LE JOUR DE L'AN
(FRENCH NEW YEARS)
WHEN IS IT CELEBRATED?
WHY IS IT CELEBRATED?
WHO CELEBRATES THIS HOLIDAY?
In France, New Year's Eve (31st December) is called la Saint-Sylvestre and is usually celebrated with a feast, called le Réveillon de Saint-Sylvestre. The feast tends to include special items like champagne and foie gras, and the accompanying party can range from an intimate dinner with friends to une soirée dansante (ball).
Saint Sylvestre was Pope from 314 to 335 A.D., during the time of Constantine the Great. There is no particular link between Saint Sylvestre and the new year; it just so happens that 31 December is his feast day and so they called it La Saint-Sylvestre, which is the short name for la fête de Saint-Sylvestre.
On New Year's Day, le Jour de l'An, friends and family share their New Year's Resolutions and may also exchange cards and gifts.
Kissing under the mistletoe at midnight is a New Year's custom in France, rather than a Christmas custom as in other countries.
The end of the holiday season is Epiphany, on 6 January, which in France includes a traditional cake called La Galette Des Rois.
Public or private fireworks are presented at midnight. People in France start New Year's at midnight while celebrating with friends/ family members.
Most businesses are closed on New Year's Day.

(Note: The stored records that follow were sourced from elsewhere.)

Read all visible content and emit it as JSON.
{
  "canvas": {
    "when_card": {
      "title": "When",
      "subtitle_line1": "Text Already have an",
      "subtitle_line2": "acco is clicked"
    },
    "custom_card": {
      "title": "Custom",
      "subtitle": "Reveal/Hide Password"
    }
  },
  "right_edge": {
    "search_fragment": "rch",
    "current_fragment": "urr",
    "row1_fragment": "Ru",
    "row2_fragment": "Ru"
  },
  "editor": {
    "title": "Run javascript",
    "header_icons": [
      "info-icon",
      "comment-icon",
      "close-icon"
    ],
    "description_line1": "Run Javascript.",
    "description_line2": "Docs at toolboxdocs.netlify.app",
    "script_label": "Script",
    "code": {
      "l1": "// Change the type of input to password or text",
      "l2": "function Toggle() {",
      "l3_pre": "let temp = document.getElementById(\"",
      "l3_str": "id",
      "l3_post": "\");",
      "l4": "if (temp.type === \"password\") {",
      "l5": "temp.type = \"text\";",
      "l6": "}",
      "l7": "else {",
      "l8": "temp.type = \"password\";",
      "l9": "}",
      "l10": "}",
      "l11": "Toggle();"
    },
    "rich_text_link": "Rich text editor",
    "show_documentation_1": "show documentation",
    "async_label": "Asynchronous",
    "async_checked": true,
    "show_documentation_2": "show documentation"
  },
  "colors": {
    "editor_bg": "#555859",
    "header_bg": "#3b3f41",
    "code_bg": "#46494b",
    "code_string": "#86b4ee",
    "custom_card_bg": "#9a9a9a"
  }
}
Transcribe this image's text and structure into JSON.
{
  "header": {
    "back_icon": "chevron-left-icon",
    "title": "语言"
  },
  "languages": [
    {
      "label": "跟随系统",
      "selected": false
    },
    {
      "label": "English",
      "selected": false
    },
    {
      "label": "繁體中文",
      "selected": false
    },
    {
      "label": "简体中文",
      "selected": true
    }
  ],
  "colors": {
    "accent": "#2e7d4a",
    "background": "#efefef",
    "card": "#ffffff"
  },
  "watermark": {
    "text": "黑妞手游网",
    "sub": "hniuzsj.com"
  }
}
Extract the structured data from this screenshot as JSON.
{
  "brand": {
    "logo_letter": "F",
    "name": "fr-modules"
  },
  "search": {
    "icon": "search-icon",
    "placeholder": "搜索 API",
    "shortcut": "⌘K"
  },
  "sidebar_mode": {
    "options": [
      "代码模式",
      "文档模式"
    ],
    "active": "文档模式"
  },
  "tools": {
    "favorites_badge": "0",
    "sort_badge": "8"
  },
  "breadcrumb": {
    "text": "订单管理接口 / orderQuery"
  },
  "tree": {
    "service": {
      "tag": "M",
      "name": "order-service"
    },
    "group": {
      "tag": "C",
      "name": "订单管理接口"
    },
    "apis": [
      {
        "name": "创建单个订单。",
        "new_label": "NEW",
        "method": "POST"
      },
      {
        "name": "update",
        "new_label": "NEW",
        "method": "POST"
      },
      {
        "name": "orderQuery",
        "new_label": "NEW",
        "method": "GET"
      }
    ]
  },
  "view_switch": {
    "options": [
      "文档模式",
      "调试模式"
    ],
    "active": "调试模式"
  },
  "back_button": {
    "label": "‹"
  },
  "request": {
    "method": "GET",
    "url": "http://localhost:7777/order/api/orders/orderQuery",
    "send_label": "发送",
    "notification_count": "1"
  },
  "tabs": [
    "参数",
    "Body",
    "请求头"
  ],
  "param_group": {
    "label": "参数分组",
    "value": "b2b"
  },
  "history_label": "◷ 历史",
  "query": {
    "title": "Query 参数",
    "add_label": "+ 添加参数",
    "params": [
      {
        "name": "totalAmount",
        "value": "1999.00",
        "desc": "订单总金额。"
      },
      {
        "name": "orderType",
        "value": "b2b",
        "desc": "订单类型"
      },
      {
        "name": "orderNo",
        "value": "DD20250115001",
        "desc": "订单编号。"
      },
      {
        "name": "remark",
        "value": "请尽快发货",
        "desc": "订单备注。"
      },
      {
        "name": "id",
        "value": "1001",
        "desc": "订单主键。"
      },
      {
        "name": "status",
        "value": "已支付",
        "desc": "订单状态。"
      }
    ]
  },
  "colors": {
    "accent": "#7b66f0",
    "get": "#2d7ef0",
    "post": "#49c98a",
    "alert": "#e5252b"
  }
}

In Viella, France, a late night church service is held on New Year's Eve. Afterwords, people walk to the vineyards by torchlight, where they begin to harvest grapes at midnight. A sweet wine is made from those grapes, and bottles are specially marked to show that the grapes were harvested on New Year's Day.